THE PROBLEM: Copy all lines containing the string "days" from the records below.

------ SUPPLIED DATA ------

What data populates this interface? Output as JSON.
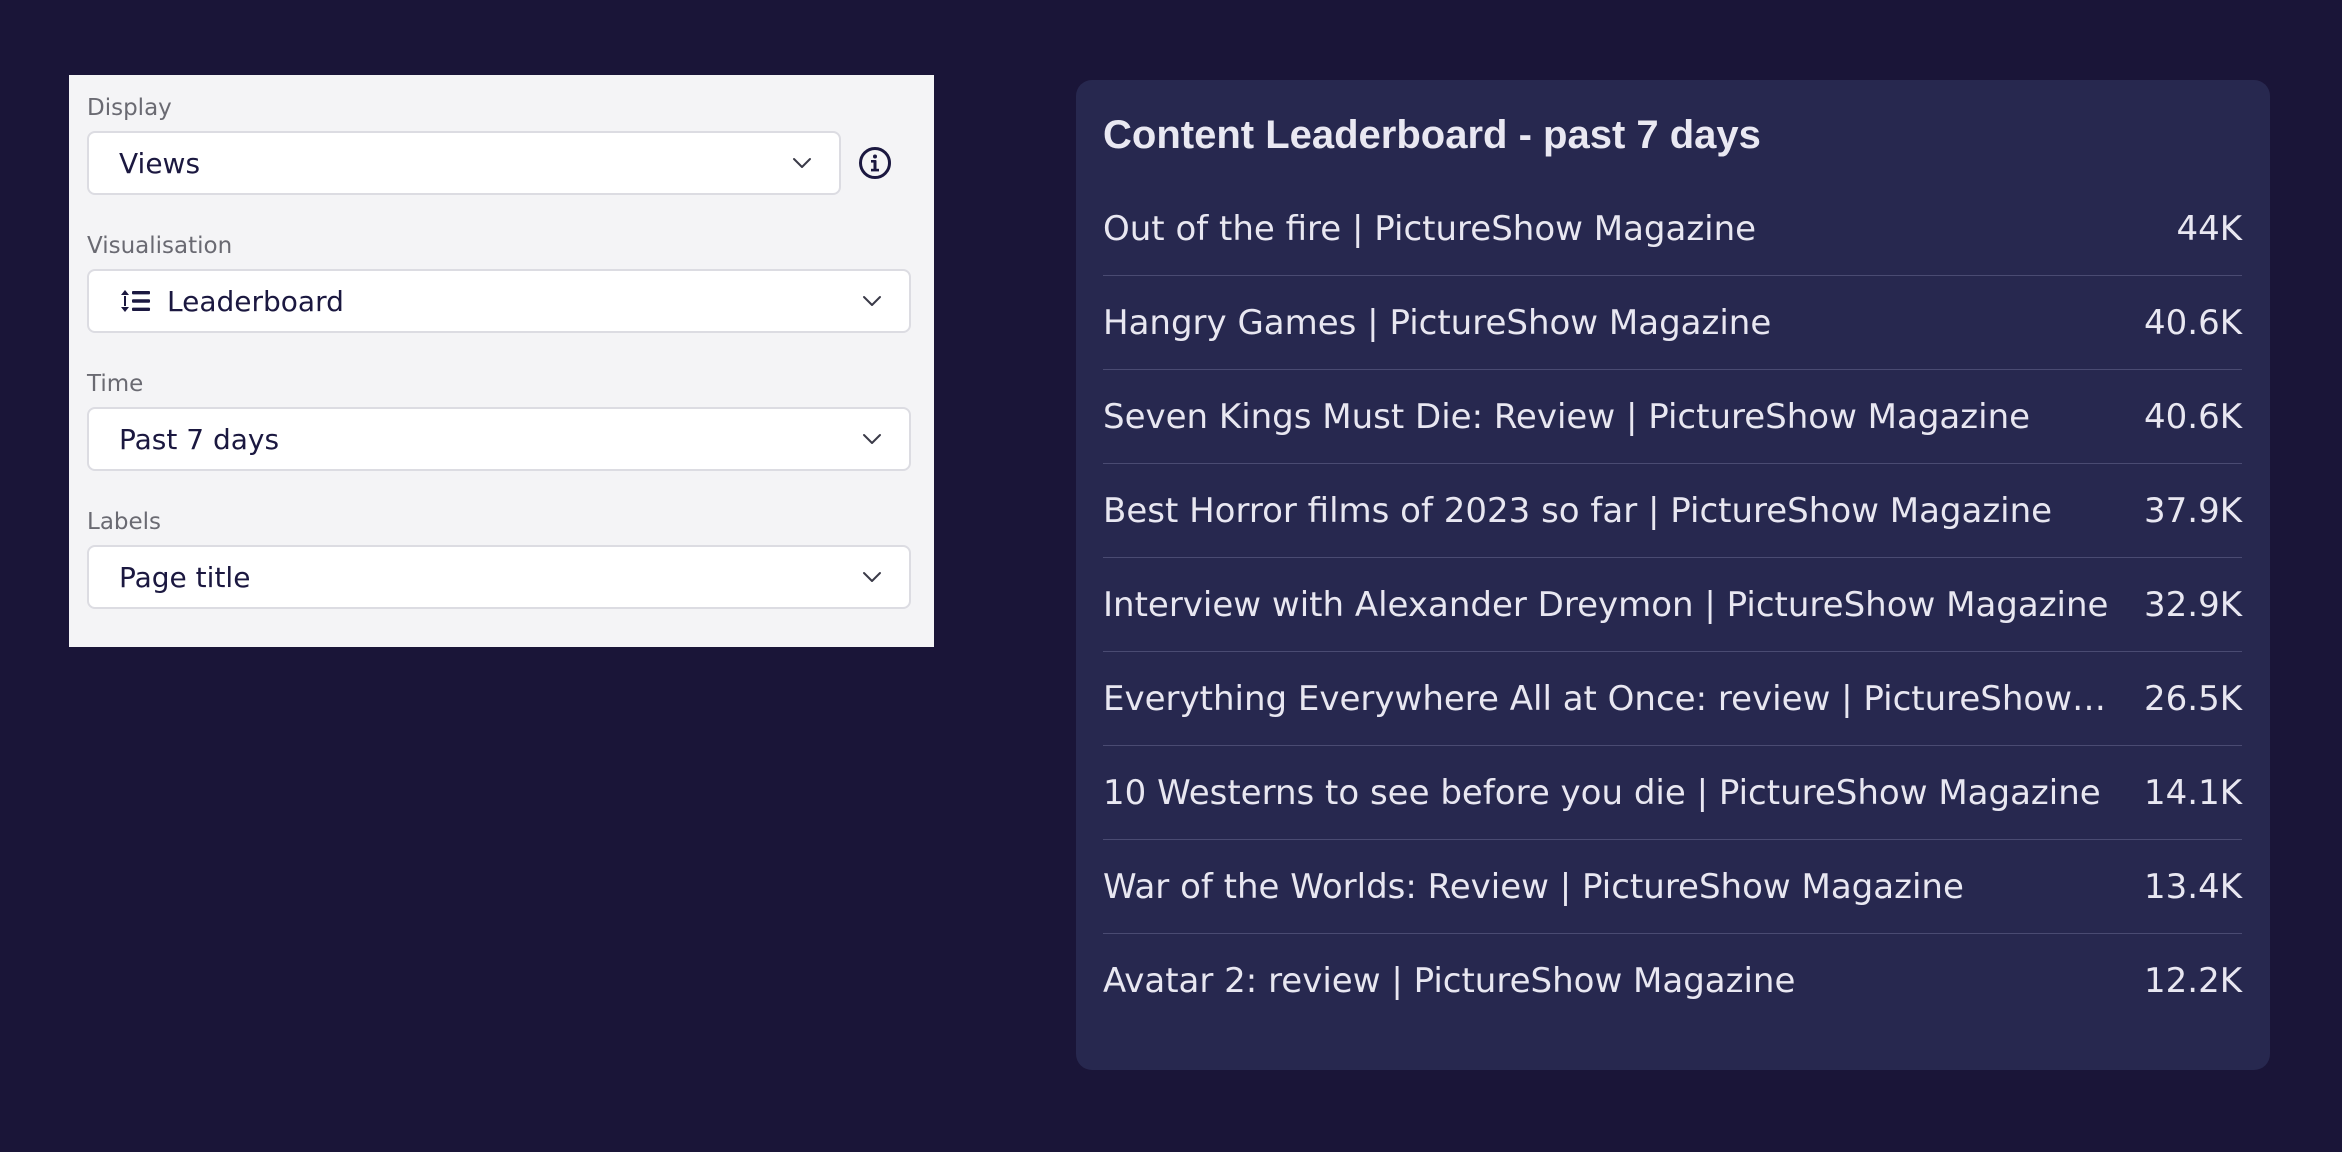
{
  "settings": {
    "display": {
      "label": "Display",
      "value": "Views",
      "info_icon": "info-circle-icon"
    },
    "visualisation": {
      "label": "Visualisation",
      "value": "Leaderboard",
      "icon": "list-sort-icon"
    },
    "time": {
      "label": "Time",
      "value": "Past 7 days"
    },
    "labels": {
      "label": "Labels",
      "value": "Page title"
    }
  },
  "leaderboard": {
    "title": "Content Leaderboard - past 7 days",
    "rows": [
      {
        "title": "Out of the fire  | PictureShow Magazine",
        "value": "44K"
      },
      {
        "title": "Hangry Games | PictureShow Magazine",
        "value": "40.6K"
      },
      {
        "title": "Seven Kings Must Die: Review | PictureShow Magazine",
        "value": "40.6K"
      },
      {
        "title": "Best Horror films of 2023 so far  | PictureShow Magazine",
        "value": "37.9K"
      },
      {
        "title": "Interview with Alexander Dreymon  | PictureShow Magazine",
        "value": "32.9K"
      },
      {
        "title": "Everything Everywhere All at Once: review | PictureShow Magazine",
        "value": "26.5K"
      },
      {
        "title": "10 Westerns to see before you die | PictureShow Magazine",
        "value": "14.1K"
      },
      {
        "title": "War of the Worlds: Review | PictureShow Magazine",
        "value": "13.4K"
      },
      {
        "title": "Avatar 2: review | PictureShow Magazine",
        "value": "12.2K"
      }
    ]
  },
  "colors": {
    "background": "#1a1538",
    "panel": "#f4f4f6",
    "card": "#27284f",
    "text_light": "#e8e7f1",
    "text_dark": "#1b1840"
  }
}
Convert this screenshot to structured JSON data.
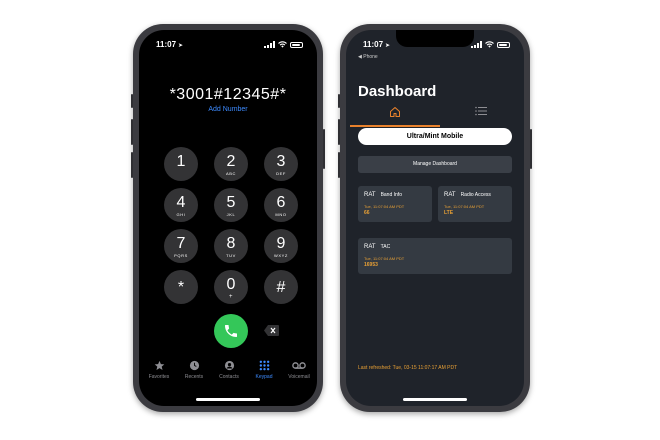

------

ANSWER BELOW:
      "value": "Past 7 days"
    "title": "Content Leaderboard - past 7 days",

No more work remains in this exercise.